The replacement of paper-and-pencil voting with an electronic system could see Australians lose confidence in the poll results, the electoral chief has warned. Australian Electoral Commissioner Ed Killesteyn defended the system’s reliability following attacks from election hopeful Clive Palmer, who portrayed himself as a victim of ”rigged” results and the AEC as a military-infiltrated ”national disgrace”. Despite the conspiracy claims, Mr Palmer extended his lead over his Liberal National Party rival to 111 votes on Friday, with the final counting of outstanding votes in the Sunshine Coast seat of Fairfax expected on Saturday. The Palmer United Party founder and wealthy Queensland businessman reacted angrily to the discovery of 750 votes tallied against the wrong pre-poll location mid-way through the count. In an earlier mistake, officials noticed 1000 votes for Victorian independent Cathy McGowan had not been recorded correctly, pushing the seat of Indi further out of reach of former Coalition frontbencher Sophie Mirabella, who subsequently conceded defeat this week. Mr Killesteyn said computer-based voting would eliminate these kinds of ”human errors” but the benefits would have to be weighed against hacking and manipulation fears.
He said 75,000 Australians helped to conduct federal elections and political party scrutineers watched the counting – a level of involvement designed to inspire community confidence.
”The notion that you could actually materially manipulate the result is, I think, quite implausible,” he said on Friday.
”On the other hand, if you go to computer-based systems where everything is centralised, the risks start to increase that there could be significant manipulation of the results.”
Mr Killesteyn said numbering errors were picked up through normal checks comparing the lower house and upper house ballot paper totals for each location.
”A lot has been made of the votes in Indi that were supposedly ‘found’ … and the same with Fairfax. Those votes were never lost. In the Indi case, it was a transcription error. That’s all.
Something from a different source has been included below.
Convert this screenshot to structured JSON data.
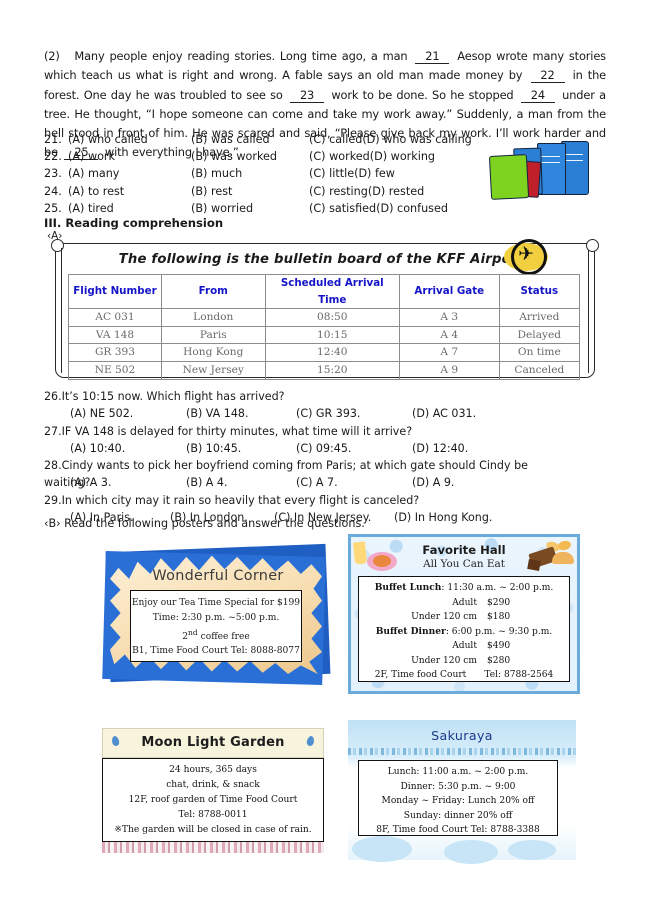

”The votes were properly secured. They were in a parcel. But when it was recorded in our election management systems a ‘2’ became a ‘1’. So that was fairly simple and that was picked up through our quality control processes.”
Full Article: Electoral chief cautious about online voting.